“Beautiful and grotesque, Wolfgang Hilbig’s The Females is a searing indictment of bureaucracy, sexuality and ultimately language itself. Like Dostoevsky’s underground man, Hilbig’s narrator, in hallucinatory prose, strikes out at everything in the universe, including himself. A disturbing vision of gender, madness and living in a surveillance state, The Females is a remarkable and unforgettable experience.” —Mark Haber, Brazos Bookstore
Already acclaimed for providing unique insight into some of history’s greatest wrongs—and today’s issues of mass surveillance, neo-fascism, and the individual’s role in society—what does Wolfgang Hilbig have to add to contemporary questions about gender? A lot it turns out.
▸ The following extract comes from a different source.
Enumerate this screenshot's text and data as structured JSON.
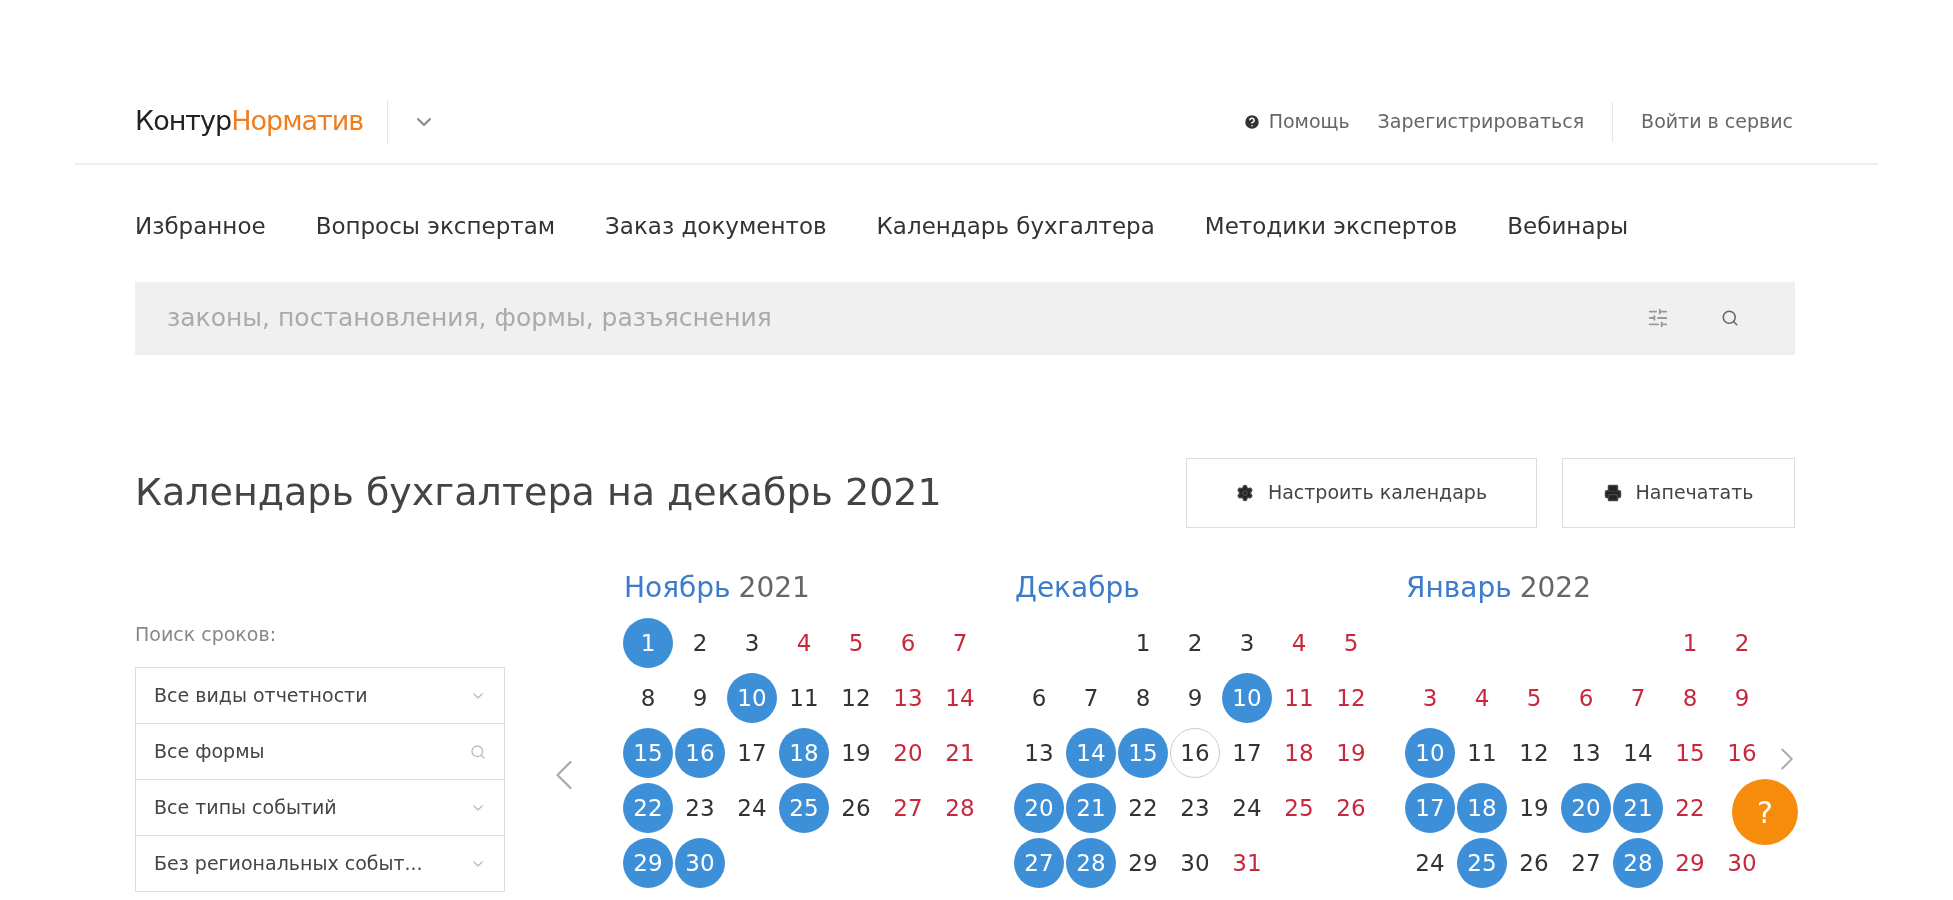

Acclaimed as one of Hilbig’s major works, The Females finds the lauded and legendarily irascible author focusing his labyrinthine, mercurial mind on how unequal societies can pervert sexuality and destroy a healthy, productive understanding of gender.
It begins with a factory laborer who ogles women in secret on the job. When those same women mysteriously vanish from their small town, the worker sets out on a hallucinatory journey to find them. Powerful and at times disturbing, The Females leaves us with some of the most challenging, radical, and enduring insights of any novel from the GDR.
“Hilbig’s was among the most significant prose and poetry written not just in the GDR but in all of postwar Germany—East or West.” — Joshua Cohen, author of Book of Numbers
“Evokes the luminous prose of W.G. Sebald.” — The New York Times
“[Hilbig writes as] Edgar Allan Poe could have written if he had been born in Communist East Germany.” — Los Angeles Review of Books
“Wolfgang Hilbig is an artist of immense stature.” — László Krasznahorkai, author of Satantango and Seiobo There Below
“[Hilbig] could very well be the writer for our time.” — Boston Review
“Whenever I read Hilbig’s books . . . I am profoundly shaken. This language practically slices me open.” — Clemens Meyer, author of Bricks and Mortar